The bipartisan RISE from Trauma Act would make a big difference in the lives of families and communities most impacted by trauma. It would invest in the tools necessary for communities to recognize and coordinate services to prevent and address the effects of trauma.

FUTURES knows that Julie Su is the most qualified and best choice to be our next Secretary of Labor. We urge the Senate to move forward with speedy nominations hearings and confirmation process to confirm Julie Su.

In March, USAID released the Safe from the Start ReVisioned.  Futures Without Violence has long advocated for a gender-transformative approach in humanitarian response that promotes women’s leadership, prioritizes support and advocacy for gender-based violence (GBV) prevention and survivor-centered response programming, and shifts funding, influence, and decision-making power to women and girls, in all their diversity, within humanitarian response systems.

FUTURES has witnessed the limitations of our workforce development system, which impacts the ability of survivors to access and successfully complete job training or education requirements. Survivors of gender-based violence and harassment often face unique barriers to accessing job training, education, and stable employment that our workforce development system fails to adequately address. Read our Workforce Development Recommendations here.

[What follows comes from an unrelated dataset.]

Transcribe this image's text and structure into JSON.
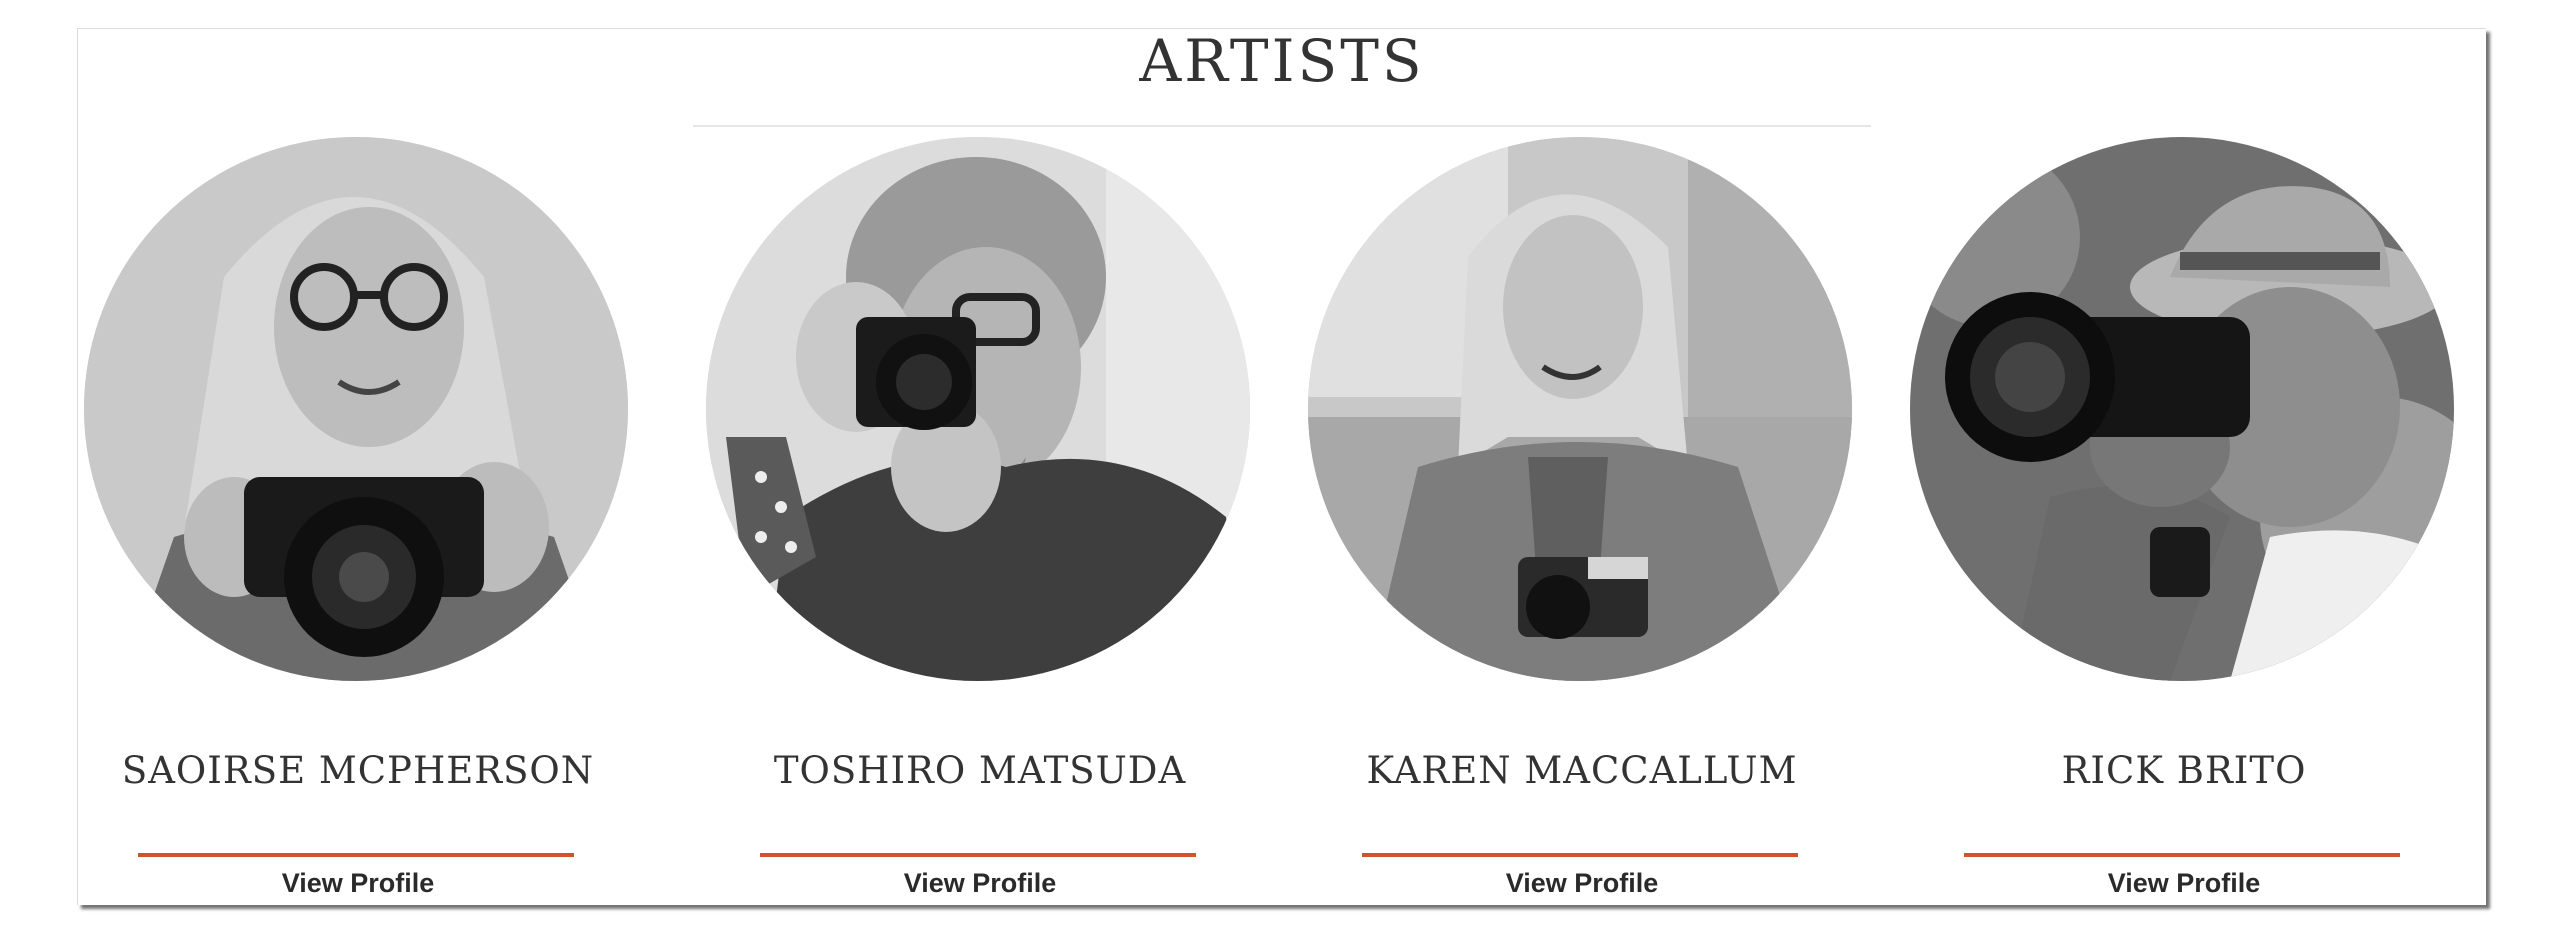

The Islamic Republic of Iran is continuing its barrage on human rights, imprisoning and executing protesters, notably the 10 year sentencing of a couple for dancing in the street. Leila Milani, Program Director, Global Policy & Advocacy, ​details what should be next for those advocating for and fighting with the people of Iran.

Representatives Klobuchar, Dingell, and Fitzpatrick introduce the bipartisan, bicameral Legislation to Strengthen Provisions Closing the Boyfriend Loophole. The evidence is clear: we need to keep firearms out of the hands of those who have a history of domestic violence and stalking. And this lifesaving bill would do just that.